Many of this year's Solar Decathlon entrants draw from a similar palette of design ideas: solar panels, green roofs, flexible floorplans, and sophisticated monitoring abound. Virtually all rely on light-frame wood or steel construction.
CRETE House, the entry by Team WashU, stands in marked contrast. The 995-square-foot structure, which will eventually serve as a long-term residence for scientists at Tyson Research Center, will be built from six large precast concrete panels. Oversized gutters will provide shade support, extending the living space outdoors. A water collection system and series of modular planters will support hydroponic gardening.
"Concrete has a lot of upsides," Moyano says. "It's resistant to fire, humidity, mold, and insects. It's resistant to extreme weather, such as hurricanes and tornados. It's durable. The main downside is weight. Concrete is heavy."
To counteract that weight, students have worked with the Precast/Prestress Concrete Institute—particularly its Midwest, Mountain States, Central Region, and Illinois & Wisconsin affiliates—to design and cast sandwich panels using Ductal, a new, high-performance mixture.
"Ductal is six times stronger than regular concrete," Moyano says. "This allows us to create panels that are thinner and about 30 percent lighter than standard precast concrete."

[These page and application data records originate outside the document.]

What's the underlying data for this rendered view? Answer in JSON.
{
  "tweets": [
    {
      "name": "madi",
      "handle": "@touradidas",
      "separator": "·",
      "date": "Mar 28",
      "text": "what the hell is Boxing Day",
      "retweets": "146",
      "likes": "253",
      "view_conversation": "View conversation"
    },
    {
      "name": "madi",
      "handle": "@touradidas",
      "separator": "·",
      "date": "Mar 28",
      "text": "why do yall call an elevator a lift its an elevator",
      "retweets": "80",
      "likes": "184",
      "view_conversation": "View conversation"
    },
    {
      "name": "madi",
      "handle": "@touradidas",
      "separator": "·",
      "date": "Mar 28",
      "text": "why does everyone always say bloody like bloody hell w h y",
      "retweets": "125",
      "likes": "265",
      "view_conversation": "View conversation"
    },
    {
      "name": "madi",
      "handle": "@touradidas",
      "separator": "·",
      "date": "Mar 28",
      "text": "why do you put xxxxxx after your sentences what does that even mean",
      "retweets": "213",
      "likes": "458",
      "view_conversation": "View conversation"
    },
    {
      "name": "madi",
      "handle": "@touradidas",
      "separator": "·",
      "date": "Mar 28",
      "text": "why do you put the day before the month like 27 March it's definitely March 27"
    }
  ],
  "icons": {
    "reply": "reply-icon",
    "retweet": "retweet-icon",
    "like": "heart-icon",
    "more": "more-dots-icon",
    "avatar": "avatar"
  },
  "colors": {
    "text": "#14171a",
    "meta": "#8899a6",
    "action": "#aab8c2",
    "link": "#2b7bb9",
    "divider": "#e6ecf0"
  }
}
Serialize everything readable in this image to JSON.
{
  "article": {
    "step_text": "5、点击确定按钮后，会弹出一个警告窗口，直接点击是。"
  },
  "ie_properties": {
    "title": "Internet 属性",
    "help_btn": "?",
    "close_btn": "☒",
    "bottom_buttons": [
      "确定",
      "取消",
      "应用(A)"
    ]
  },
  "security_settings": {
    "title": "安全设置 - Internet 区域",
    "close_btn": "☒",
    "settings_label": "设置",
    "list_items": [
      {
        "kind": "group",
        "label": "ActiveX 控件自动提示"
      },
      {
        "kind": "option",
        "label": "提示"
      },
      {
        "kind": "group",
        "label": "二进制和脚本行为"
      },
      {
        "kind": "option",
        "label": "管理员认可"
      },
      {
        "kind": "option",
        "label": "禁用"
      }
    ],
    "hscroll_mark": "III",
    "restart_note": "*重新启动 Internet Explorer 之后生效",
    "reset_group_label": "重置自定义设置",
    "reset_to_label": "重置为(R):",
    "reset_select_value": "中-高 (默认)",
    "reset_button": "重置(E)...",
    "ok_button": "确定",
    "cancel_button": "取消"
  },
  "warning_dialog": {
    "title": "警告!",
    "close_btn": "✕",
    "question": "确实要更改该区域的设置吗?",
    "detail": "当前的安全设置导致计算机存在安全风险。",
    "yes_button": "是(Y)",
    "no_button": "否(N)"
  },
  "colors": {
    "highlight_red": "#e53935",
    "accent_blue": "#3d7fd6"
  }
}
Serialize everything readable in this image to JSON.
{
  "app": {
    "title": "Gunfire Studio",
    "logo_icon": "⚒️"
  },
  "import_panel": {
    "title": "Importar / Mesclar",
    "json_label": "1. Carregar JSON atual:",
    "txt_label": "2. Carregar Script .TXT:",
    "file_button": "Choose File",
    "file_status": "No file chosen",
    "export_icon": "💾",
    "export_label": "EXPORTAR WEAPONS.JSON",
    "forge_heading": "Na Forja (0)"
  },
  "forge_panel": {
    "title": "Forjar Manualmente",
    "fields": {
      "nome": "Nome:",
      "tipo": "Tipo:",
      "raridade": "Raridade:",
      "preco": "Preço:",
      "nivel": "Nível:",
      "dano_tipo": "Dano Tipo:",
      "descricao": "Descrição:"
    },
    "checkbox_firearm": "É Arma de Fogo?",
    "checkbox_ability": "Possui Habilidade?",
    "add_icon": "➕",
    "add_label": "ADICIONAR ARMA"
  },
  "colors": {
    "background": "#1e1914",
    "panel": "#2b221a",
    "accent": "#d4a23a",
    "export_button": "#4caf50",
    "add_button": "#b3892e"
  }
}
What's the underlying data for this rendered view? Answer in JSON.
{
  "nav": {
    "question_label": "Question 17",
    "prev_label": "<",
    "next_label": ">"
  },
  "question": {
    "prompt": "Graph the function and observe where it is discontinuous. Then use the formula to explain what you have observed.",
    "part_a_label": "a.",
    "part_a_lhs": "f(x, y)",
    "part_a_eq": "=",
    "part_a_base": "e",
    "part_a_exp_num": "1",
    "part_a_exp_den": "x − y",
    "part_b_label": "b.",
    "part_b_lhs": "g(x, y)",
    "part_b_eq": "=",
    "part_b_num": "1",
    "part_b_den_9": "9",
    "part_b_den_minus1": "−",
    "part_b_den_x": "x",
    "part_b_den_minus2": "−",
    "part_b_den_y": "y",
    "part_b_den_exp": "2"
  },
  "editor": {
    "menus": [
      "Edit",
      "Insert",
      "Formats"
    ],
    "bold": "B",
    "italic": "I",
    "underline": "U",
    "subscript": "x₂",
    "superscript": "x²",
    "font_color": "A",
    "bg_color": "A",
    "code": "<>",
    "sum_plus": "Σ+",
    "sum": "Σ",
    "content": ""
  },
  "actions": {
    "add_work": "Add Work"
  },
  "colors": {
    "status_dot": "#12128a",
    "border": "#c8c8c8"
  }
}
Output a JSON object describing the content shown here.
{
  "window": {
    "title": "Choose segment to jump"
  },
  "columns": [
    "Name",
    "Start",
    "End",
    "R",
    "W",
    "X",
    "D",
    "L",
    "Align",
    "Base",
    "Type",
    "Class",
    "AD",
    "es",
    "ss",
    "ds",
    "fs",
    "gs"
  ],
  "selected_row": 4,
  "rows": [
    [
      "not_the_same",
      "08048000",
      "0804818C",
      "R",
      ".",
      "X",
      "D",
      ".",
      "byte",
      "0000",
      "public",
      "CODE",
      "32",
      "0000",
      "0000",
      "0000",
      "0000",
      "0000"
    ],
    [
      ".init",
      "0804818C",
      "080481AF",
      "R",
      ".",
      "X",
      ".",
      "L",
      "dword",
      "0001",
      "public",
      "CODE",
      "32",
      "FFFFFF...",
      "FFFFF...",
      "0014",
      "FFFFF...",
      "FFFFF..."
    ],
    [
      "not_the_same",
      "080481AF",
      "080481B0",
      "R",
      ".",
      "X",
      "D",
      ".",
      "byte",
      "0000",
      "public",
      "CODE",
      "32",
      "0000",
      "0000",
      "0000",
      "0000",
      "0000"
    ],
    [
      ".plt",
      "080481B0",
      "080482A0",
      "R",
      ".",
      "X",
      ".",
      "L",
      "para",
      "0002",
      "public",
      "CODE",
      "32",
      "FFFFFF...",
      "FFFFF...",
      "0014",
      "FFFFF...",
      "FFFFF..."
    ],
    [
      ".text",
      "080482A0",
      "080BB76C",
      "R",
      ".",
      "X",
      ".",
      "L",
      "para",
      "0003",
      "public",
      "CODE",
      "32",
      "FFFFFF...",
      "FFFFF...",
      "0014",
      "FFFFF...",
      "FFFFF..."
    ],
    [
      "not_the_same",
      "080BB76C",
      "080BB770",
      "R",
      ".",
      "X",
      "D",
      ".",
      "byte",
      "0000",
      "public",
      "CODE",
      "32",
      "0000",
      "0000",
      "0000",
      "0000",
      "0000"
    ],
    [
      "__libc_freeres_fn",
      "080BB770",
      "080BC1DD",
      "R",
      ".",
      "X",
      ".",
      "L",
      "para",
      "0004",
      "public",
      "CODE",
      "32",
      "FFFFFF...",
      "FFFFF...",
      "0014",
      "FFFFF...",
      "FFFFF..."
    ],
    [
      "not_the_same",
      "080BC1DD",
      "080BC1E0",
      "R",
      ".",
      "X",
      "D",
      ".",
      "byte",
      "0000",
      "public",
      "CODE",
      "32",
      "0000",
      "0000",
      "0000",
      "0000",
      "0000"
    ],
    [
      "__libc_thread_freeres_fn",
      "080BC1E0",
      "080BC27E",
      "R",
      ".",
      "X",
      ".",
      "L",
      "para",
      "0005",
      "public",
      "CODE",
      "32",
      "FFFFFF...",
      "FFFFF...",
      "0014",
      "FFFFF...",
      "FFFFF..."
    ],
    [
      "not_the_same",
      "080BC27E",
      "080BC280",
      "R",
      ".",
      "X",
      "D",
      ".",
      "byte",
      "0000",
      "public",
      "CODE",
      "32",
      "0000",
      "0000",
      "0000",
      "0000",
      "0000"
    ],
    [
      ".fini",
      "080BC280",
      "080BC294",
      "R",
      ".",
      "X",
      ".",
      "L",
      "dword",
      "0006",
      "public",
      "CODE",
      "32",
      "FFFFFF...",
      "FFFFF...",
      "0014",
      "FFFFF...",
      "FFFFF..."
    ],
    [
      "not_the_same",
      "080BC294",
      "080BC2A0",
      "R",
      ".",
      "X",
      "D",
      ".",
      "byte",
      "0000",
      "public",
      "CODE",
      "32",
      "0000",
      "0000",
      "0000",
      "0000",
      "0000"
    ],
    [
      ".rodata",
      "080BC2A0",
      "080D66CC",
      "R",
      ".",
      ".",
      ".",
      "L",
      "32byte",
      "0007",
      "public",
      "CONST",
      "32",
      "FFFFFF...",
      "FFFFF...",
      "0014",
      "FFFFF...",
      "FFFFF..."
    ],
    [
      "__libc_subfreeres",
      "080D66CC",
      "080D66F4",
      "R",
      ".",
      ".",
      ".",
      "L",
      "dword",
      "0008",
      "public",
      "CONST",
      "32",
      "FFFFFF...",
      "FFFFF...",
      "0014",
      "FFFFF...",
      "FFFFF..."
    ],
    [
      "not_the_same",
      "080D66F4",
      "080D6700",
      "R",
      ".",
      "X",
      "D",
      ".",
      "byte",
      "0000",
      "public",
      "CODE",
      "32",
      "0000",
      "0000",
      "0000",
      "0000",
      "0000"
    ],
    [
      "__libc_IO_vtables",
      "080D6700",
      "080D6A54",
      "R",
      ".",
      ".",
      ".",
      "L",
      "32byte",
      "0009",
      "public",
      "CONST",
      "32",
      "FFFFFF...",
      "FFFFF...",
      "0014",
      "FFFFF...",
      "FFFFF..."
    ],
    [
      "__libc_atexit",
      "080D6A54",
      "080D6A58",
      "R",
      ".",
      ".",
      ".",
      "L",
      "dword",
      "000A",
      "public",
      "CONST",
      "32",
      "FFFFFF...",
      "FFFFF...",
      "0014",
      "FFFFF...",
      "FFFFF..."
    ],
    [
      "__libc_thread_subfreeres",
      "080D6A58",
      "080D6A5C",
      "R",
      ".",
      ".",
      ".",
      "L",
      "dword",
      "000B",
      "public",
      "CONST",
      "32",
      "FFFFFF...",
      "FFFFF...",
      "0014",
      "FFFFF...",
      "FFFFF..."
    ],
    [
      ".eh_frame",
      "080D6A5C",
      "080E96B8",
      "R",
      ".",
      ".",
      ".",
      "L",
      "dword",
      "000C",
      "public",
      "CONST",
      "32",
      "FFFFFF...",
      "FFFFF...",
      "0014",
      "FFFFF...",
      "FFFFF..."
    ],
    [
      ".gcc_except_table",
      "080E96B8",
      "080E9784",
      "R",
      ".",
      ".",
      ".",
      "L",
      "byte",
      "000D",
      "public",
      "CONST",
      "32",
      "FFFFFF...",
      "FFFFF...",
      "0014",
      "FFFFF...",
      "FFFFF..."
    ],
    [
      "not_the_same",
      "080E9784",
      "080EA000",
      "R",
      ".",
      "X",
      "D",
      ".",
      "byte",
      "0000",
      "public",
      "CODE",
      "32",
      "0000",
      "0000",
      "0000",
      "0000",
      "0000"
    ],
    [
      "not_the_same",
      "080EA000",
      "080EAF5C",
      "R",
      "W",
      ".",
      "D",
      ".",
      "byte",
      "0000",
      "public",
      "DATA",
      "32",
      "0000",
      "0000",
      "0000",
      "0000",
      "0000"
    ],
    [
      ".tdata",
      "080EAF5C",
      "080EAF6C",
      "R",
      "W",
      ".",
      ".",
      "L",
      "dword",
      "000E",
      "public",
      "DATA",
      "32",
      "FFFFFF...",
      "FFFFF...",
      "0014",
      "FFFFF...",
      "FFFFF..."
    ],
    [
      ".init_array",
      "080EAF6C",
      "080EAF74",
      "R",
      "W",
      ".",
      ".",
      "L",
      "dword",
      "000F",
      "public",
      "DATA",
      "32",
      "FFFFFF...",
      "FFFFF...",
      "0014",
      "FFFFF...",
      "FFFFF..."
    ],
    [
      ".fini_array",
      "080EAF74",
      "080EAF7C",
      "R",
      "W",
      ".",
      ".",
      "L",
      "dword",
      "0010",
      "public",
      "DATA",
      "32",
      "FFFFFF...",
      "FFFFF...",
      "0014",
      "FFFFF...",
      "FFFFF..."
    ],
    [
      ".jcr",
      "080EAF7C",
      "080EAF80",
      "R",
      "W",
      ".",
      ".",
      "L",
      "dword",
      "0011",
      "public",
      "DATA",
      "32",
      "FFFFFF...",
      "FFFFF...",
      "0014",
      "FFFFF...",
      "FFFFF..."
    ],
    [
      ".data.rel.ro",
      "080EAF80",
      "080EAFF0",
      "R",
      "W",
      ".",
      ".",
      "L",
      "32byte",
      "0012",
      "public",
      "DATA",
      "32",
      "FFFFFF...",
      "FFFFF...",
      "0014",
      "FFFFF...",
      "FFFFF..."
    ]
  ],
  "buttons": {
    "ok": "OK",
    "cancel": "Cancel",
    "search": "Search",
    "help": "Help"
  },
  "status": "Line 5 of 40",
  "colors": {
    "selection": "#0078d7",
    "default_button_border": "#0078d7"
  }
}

Perhaps most strikingly, the house does not contain a traditional HVAC system. Instead—capitalizing on concrete's high thermal mass—the house is primarily warmed and cooled by water coils embedded within the panels.
"It's a hydraulic system," Yin says. "The thermal mass radiates a uniform, comfortable temperature."
In the coming weeks, students will begin assembling CRETE House at Washington University's North Campus, and will spend much of the summer refining and testing its systems. Then, in late August, they will take the house apart, ship it to Denver, and assemble it again for the competition.
"Solar Decathlon is a big challenge, but also a great educational tool," Yin concludes. "Students integrate cutting-edge architectural research with structural engineering, electrical engineering, manufacturing, computer science, and biology.
"But the larger goal is to prepare students to face the future. How do we serve the community? How do we increase efficiency? And how do we help to solve global warming and environmental issues?"